A British man in New Zealand is recovering after suffering a freak injury caused by his laptop computer.

According to the New Zealand Herald newspaper, 52 year old William Warner suffered a horrendous hand injury after the DVD drive of his Toshiba laptop fired out a piece of metal which impaled his palm.

According to the newspaper report, Warner works as a driver in the Whangaparaoa area near Auckland. The Briton said that he had placed a disc on the DVD tray of his laptop, and was in the process of closing the drawer when a sharp piece of metal shot out and pierced his right palm.

Metal Spike

“I looked at my palm and I was wondering, God what just happened?” he is quoted as saying. “Then the pain … became excruciating and I had to be rushed to hospital.”

Warner was apparently taken to North Shore Hospital, where the 11cm metal spike was removed. His treatment included having a bone fused as well as stitches.

It seems that the metal spoke was part of the track holder of the DVD tray.

The accident reportedly happened a year ago, and Warner has been seeking compensation from Toshiba for the injury, after discovering from his doctors that the after effects may be permanent.

Warner states that he is struggling to complete simple chores.

“I’ve been told I can no longer fish or play golf, and even writing for me now is a struggle,” Warner reportedly said.

“I can’t believe that trying to play a DVD on the laptop would land me with injuries that ended the use of my right hand as I know it,” he said.

Replacement Laptop

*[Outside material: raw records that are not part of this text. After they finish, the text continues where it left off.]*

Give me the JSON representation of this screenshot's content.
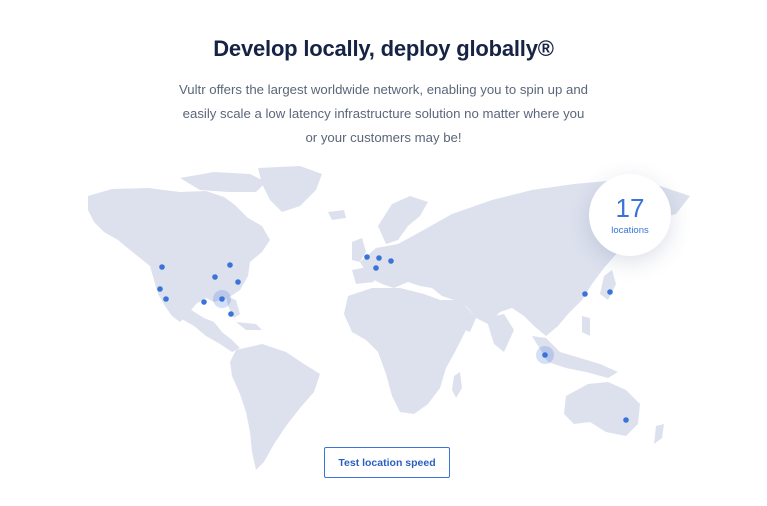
{
  "section": {
    "title": "Develop locally, deploy globally®",
    "description": "Vultr offers the largest worldwide network, enabling you to spin up and easily scale a low latency infrastructure solution no matter where you or your customers may be!"
  },
  "locations_badge": {
    "count": "17",
    "label": "locations"
  },
  "button": {
    "label": "Test location speed"
  },
  "colors": {
    "accent": "#3a74d9",
    "map_land": "#dde1ee",
    "title": "#162344",
    "body_text": "#5b667a"
  }
}
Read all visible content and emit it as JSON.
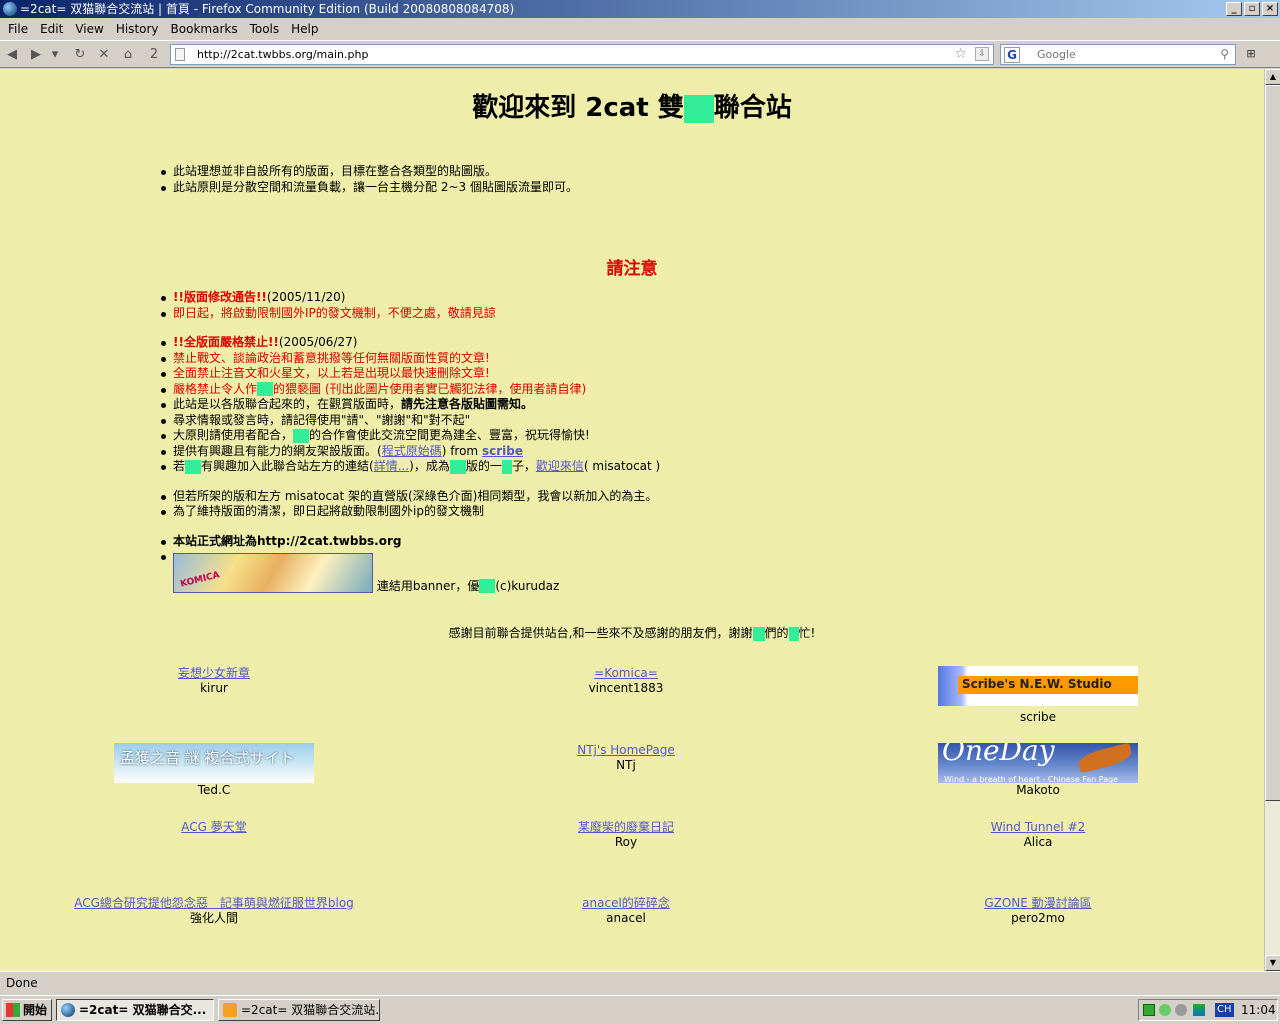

Warner had first complained to the store where he purchased the laptop. He was asked to email the details so the problem could be raised with Toshiba.

Toshiba’s first response was apparently to offer Warner a replacement laptop, but he has since been negotiating for financial compensation.

The New Zealand Herald quoted Toshiba’s marketing communications manager, Mariana Thomas as saying that the company was aware of the case but would not make any further comment as it was in discussions with Mr Warner.

“Toshiba does not believe that the circumstances of the case raise any general safety issue with its products and stands behind their safety,” Thomas reportedly said. “We are not aware of any incident with a Toshiba product resulting in a person suffering injuries of a similar nature in New Zealand or elsewhere in the world.”

Hard To Verify

Of course incidents like this can be very hard to independently verify. Most injuries associated with laptops tend to be physical burns.

In June for example HP recalled 162,000 lithium-ion laptop batteries after a number of people reported incidents of injuries and burns affecting batteries that hadn’t been included in an earlier recall.

Prior to that, HP announced a recall programme in May 2010 affecting about 54,000 batteries, which itself followed on from a May 2009 recall affecting about 70,000 batteries, according to the US Consumer Product Safety Commission (CPSC).

Acer, Toshiba and Sony have also previously issued recalls for overheating machines.

In September 2010, 59-year-old Eileen Visser, a former school inspector sued her former employer Ofsted in the High Court for breaching safety regulations. Visser blamed her company’s laptop for causing a fire at her thatched cottage that resulted in more than £350,000 damages.

eWEEK Europe was unable to contact Toshiba UK for comment at the time of writing.